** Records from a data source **
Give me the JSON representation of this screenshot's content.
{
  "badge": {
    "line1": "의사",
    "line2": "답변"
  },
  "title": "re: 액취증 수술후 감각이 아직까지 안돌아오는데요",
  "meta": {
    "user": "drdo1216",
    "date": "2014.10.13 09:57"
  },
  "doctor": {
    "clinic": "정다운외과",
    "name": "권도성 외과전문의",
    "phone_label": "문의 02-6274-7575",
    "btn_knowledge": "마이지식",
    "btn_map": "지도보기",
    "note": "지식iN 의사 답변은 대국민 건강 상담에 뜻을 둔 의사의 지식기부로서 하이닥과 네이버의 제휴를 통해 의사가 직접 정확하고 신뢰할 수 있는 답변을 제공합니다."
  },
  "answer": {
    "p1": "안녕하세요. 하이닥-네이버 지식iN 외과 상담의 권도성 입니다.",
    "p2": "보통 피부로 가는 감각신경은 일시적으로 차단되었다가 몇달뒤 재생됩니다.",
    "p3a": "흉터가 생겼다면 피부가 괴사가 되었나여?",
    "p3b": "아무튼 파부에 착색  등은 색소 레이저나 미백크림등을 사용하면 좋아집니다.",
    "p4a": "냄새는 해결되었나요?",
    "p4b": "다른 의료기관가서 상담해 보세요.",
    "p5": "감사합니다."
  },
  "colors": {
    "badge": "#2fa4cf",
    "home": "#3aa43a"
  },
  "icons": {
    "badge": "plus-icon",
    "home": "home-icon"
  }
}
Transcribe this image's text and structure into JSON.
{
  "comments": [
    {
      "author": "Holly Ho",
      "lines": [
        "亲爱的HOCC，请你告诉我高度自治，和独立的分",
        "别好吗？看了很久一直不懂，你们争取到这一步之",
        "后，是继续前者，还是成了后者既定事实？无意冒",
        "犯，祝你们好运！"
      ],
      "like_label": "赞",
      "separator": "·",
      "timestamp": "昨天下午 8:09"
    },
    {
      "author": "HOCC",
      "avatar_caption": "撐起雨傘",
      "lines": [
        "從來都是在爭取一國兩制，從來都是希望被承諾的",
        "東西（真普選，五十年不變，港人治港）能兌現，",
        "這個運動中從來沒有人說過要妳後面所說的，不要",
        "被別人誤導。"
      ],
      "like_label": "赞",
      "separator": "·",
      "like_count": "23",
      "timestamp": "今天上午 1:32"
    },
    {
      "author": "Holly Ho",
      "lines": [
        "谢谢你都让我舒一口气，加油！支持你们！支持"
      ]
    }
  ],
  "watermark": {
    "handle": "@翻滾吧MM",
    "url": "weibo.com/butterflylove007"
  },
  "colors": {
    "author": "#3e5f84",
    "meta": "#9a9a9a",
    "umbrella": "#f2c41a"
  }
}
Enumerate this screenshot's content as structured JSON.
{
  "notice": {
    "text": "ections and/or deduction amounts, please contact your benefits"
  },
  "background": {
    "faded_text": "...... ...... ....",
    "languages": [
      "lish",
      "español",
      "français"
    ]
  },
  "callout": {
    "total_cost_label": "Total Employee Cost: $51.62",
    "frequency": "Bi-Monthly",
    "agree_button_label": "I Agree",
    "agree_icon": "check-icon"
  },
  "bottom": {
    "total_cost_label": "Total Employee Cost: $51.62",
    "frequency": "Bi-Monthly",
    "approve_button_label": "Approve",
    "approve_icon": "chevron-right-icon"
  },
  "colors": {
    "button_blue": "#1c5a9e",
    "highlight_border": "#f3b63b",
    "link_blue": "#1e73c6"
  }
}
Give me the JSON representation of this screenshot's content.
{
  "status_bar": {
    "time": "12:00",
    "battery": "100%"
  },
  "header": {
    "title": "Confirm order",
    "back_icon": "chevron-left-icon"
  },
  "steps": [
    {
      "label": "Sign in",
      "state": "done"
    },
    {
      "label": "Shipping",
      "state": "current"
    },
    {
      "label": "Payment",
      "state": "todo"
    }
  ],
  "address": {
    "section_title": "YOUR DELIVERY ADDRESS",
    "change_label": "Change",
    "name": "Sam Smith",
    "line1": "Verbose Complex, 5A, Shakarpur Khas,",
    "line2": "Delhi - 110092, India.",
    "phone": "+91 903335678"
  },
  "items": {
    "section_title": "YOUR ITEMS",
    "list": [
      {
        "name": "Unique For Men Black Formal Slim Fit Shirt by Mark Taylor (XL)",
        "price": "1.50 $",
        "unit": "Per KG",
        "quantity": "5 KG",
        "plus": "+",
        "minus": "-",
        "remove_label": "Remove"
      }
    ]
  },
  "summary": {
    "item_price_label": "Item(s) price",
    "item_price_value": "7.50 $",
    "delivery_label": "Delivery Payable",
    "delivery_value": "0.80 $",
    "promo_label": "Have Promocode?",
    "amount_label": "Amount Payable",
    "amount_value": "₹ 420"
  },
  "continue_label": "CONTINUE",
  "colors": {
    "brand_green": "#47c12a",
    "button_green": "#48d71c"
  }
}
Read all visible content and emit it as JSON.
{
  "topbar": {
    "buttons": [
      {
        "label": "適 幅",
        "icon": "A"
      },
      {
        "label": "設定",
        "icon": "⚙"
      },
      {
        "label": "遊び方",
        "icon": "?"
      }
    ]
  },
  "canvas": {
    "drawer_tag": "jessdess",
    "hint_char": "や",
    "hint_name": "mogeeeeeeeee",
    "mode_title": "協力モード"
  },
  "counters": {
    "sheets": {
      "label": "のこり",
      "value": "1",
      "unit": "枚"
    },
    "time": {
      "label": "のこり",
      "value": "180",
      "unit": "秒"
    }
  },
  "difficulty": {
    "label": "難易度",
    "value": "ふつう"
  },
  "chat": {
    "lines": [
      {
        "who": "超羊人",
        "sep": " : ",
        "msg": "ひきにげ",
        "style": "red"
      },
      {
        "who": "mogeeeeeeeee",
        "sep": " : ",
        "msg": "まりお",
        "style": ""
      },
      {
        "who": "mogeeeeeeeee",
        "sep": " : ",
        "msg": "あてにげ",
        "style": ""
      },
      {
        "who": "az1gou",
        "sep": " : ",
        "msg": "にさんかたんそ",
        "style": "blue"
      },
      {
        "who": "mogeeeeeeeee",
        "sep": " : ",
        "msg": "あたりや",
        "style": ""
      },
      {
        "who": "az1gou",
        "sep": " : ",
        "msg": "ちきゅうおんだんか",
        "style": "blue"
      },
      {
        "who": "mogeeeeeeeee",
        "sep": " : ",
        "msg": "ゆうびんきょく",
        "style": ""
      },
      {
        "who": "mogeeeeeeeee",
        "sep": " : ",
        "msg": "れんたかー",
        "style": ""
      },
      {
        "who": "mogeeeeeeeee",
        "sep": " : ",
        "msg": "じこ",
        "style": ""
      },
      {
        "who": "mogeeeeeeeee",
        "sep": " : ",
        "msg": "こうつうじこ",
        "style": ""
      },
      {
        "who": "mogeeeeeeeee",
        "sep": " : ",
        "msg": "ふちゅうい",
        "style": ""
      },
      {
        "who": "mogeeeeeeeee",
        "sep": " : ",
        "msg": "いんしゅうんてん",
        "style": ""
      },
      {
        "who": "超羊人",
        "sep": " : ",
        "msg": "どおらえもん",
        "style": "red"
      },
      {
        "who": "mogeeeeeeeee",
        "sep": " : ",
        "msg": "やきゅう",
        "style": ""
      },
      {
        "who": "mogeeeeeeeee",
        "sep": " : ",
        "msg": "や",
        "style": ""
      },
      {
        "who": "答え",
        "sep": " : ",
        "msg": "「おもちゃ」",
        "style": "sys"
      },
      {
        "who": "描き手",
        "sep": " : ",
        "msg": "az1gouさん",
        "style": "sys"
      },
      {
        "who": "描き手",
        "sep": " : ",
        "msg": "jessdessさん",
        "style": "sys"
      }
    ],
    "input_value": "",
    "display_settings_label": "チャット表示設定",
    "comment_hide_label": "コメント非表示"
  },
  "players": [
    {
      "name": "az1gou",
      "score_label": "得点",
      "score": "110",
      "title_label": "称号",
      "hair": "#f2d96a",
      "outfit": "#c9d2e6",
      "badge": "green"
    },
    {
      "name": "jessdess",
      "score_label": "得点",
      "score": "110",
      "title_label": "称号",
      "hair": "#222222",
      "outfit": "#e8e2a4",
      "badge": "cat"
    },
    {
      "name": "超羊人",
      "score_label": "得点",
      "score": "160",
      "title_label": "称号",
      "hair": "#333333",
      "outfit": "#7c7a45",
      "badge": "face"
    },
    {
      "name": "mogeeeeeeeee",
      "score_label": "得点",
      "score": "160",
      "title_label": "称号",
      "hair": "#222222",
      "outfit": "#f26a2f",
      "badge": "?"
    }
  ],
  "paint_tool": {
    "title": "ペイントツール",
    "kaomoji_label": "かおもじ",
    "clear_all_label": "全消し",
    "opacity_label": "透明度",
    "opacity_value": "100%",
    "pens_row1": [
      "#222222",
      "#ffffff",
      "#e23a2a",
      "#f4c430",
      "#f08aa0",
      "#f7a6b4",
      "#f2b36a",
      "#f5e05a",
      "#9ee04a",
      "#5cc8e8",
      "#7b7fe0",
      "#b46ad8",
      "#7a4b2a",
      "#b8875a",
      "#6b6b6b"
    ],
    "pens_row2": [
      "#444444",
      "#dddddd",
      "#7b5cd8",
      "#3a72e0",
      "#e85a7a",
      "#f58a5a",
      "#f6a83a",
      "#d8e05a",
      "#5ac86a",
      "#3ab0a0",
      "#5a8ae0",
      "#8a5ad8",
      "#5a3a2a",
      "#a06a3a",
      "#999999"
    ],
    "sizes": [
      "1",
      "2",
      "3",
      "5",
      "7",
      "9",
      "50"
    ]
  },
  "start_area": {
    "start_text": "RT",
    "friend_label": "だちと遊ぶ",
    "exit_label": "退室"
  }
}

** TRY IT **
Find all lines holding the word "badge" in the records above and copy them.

** EXERCISE SOLUTION **
  "badge": {
    "badge": "#2fa4cf",
    "badge": "plus-icon",
      "badge": "green"
      "badge": "cat"
      "badge": "face"
      "badge": "?"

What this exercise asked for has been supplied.